- Problem to solve -
Count every line in the records below that contains the string "JSON". Report that number alone.

- Exercise material -
════════

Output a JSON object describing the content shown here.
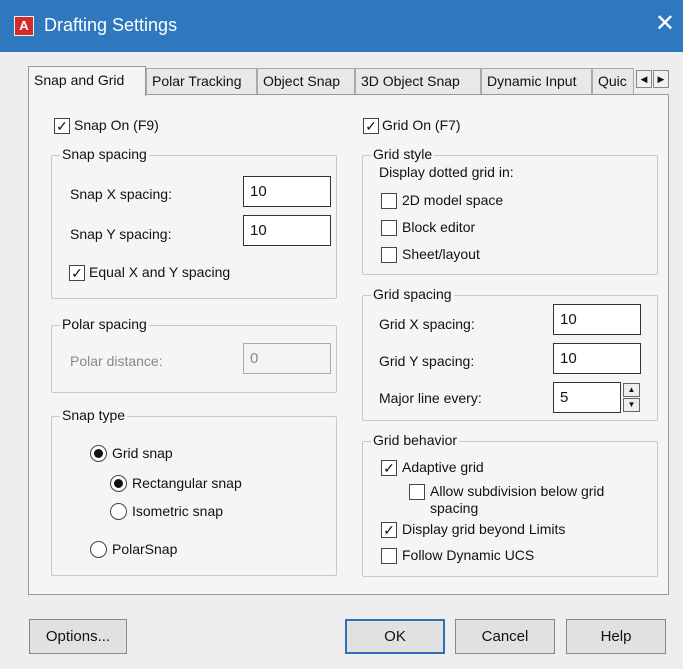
{
  "window": {
    "title": "Drafting Settings",
    "app_icon_letter": "A",
    "close_glyph": "✕"
  },
  "tabs": [
    "Snap and Grid",
    "Polar Tracking",
    "Object Snap",
    "3D Object Snap",
    "Dynamic Input",
    "Quic"
  ],
  "tab_scroll": {
    "left": "◀",
    "right": "▶"
  },
  "snap": {
    "snap_on_label": "Snap On (F9)",
    "snap_on_checked": true,
    "spacing": {
      "title": "Snap spacing",
      "x_label": "Snap X spacing:",
      "x_value": "10",
      "y_label": "Snap Y spacing:",
      "y_value": "10",
      "equal_label": "Equal X and Y spacing",
      "equal_checked": true
    },
    "polar": {
      "title": "Polar spacing",
      "distance_label": "Polar distance:",
      "distance_value": "0"
    },
    "type": {
      "title": "Snap type",
      "grid_snap_label": "Grid snap",
      "rect_label": "Rectangular snap",
      "iso_label": "Isometric snap",
      "polar_label": "PolarSnap",
      "selected_main": "grid",
      "selected_sub": "rectangular"
    }
  },
  "grid": {
    "grid_on_label": "Grid On (F7)",
    "grid_on_checked": true,
    "style": {
      "title": "Grid style",
      "caption": "Display dotted grid in:",
      "model_label": "2D model space",
      "block_label": "Block editor",
      "sheet_label": "Sheet/layout"
    },
    "spacing": {
      "title": "Grid spacing",
      "x_label": "Grid X spacing:",
      "x_value": "10",
      "y_label": "Grid Y spacing:",
      "y_value": "10",
      "major_label": "Major line every:",
      "major_value": "5"
    },
    "behavior": {
      "title": "Grid behavior",
      "adaptive_label": "Adaptive grid",
      "subdivision_label_line1": "Allow subdivision below grid",
      "subdivision_label_line2": "spacing",
      "beyond_label": "Display grid beyond Limits",
      "dynamic_ucs_label": "Follow Dynamic UCS"
    }
  },
  "buttons": {
    "options": "Options...",
    "ok": "OK",
    "cancel": "Cancel",
    "help": "Help"
  },
  "glyphs": {
    "check": "✓",
    "spin_up": "▲",
    "spin_down": "▼"
  },
  "colors": {
    "titlebar": "#2d78bf",
    "app_icon": "#d42a2a",
    "default_button_border": "#2d6fb8"
  }
}
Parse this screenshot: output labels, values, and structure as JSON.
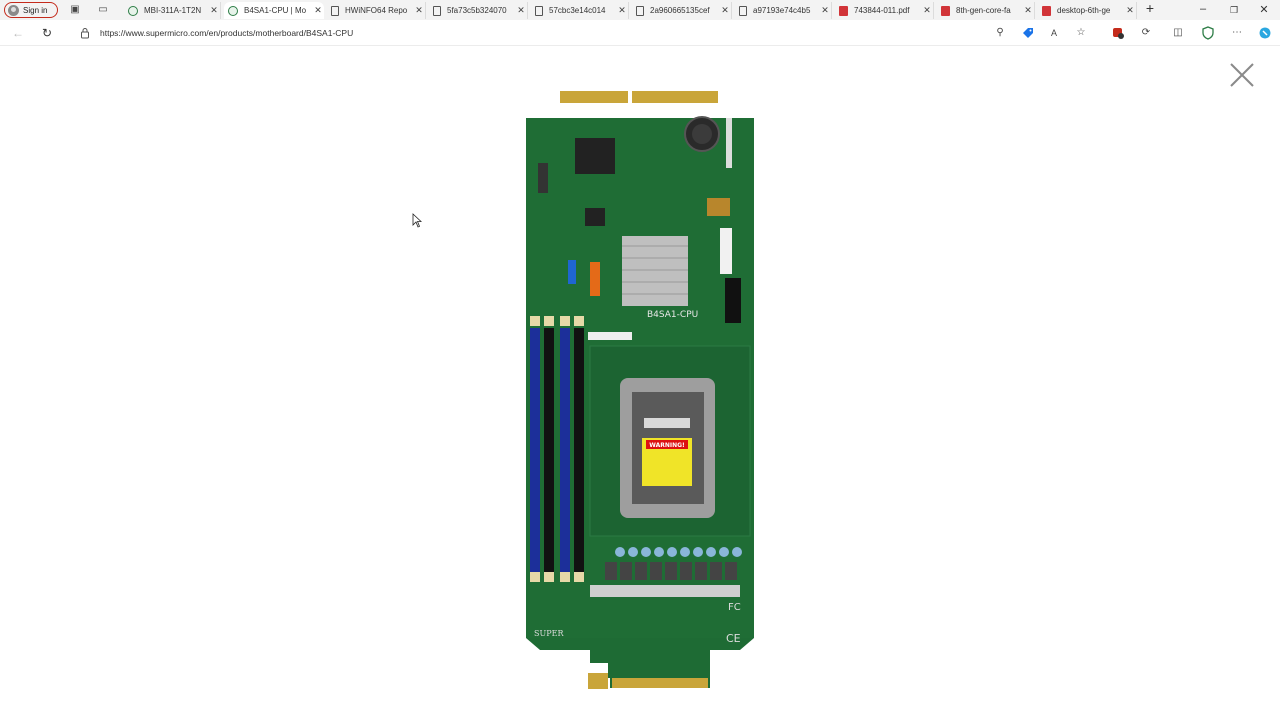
{
  "browser": {
    "signin_label": "Sign in",
    "tabs": [
      {
        "label": "MBI-311A-1T2N",
        "icon": "globe"
      },
      {
        "label": "B4SA1-CPU | Mo",
        "icon": "globe",
        "active": true
      },
      {
        "label": "HWiNFO64 Repo",
        "icon": "doc"
      },
      {
        "label": "5fa73c5b324070",
        "icon": "doc"
      },
      {
        "label": "57cbc3e14c014",
        "icon": "doc"
      },
      {
        "label": "2a960665135cef",
        "icon": "doc"
      },
      {
        "label": "a97193e74c4b5",
        "icon": "doc"
      },
      {
        "label": "743844-011.pdf",
        "icon": "pdf"
      },
      {
        "label": "8th-gen-core-fa",
        "icon": "pdf"
      },
      {
        "label": "desktop-6th-ge",
        "icon": "pdf"
      }
    ],
    "url": "https://www.supermicro.com/en/products/motherboard/B4SA1-CPU"
  },
  "viewer": {
    "board_model": "B4SA1-CPU",
    "warning_text": "WARNING!",
    "brand": "SUPER",
    "fcc_mark": "FC",
    "ce_mark": "CE"
  }
}
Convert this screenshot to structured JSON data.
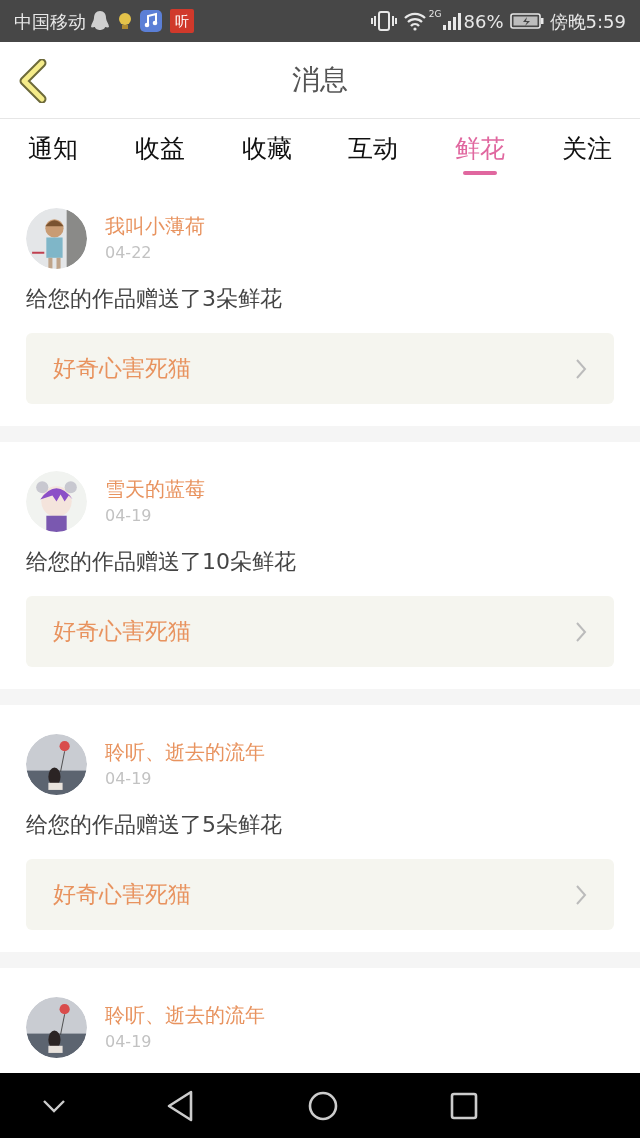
{
  "status_bar": {
    "carrier": "中国移动",
    "app_badge": "听",
    "network": "2G",
    "battery": "86%",
    "time": "傍晚5:59"
  },
  "header": {
    "title": "消息"
  },
  "tabs": [
    {
      "label": "通知",
      "selected": false
    },
    {
      "label": "收益",
      "selected": false
    },
    {
      "label": "收藏",
      "selected": false
    },
    {
      "label": "互动",
      "selected": false
    },
    {
      "label": "鲜花",
      "selected": true
    },
    {
      "label": "关注",
      "selected": false
    }
  ],
  "messages": [
    {
      "user": "我叫小薄荷",
      "date": "04-22",
      "text": "给您的作品赠送了3朵鲜花",
      "work": "好奇心害死猫"
    },
    {
      "user": "雪天的蓝莓",
      "date": "04-19",
      "text": "给您的作品赠送了10朵鲜花",
      "work": "好奇心害死猫"
    },
    {
      "user": "聆听、逝去的流年",
      "date": "04-19",
      "text": "给您的作品赠送了5朵鲜花",
      "work": "好奇心害死猫"
    },
    {
      "user": "聆听、逝去的流年",
      "date": "04-19"
    }
  ]
}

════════

- Solution to the exercise -
3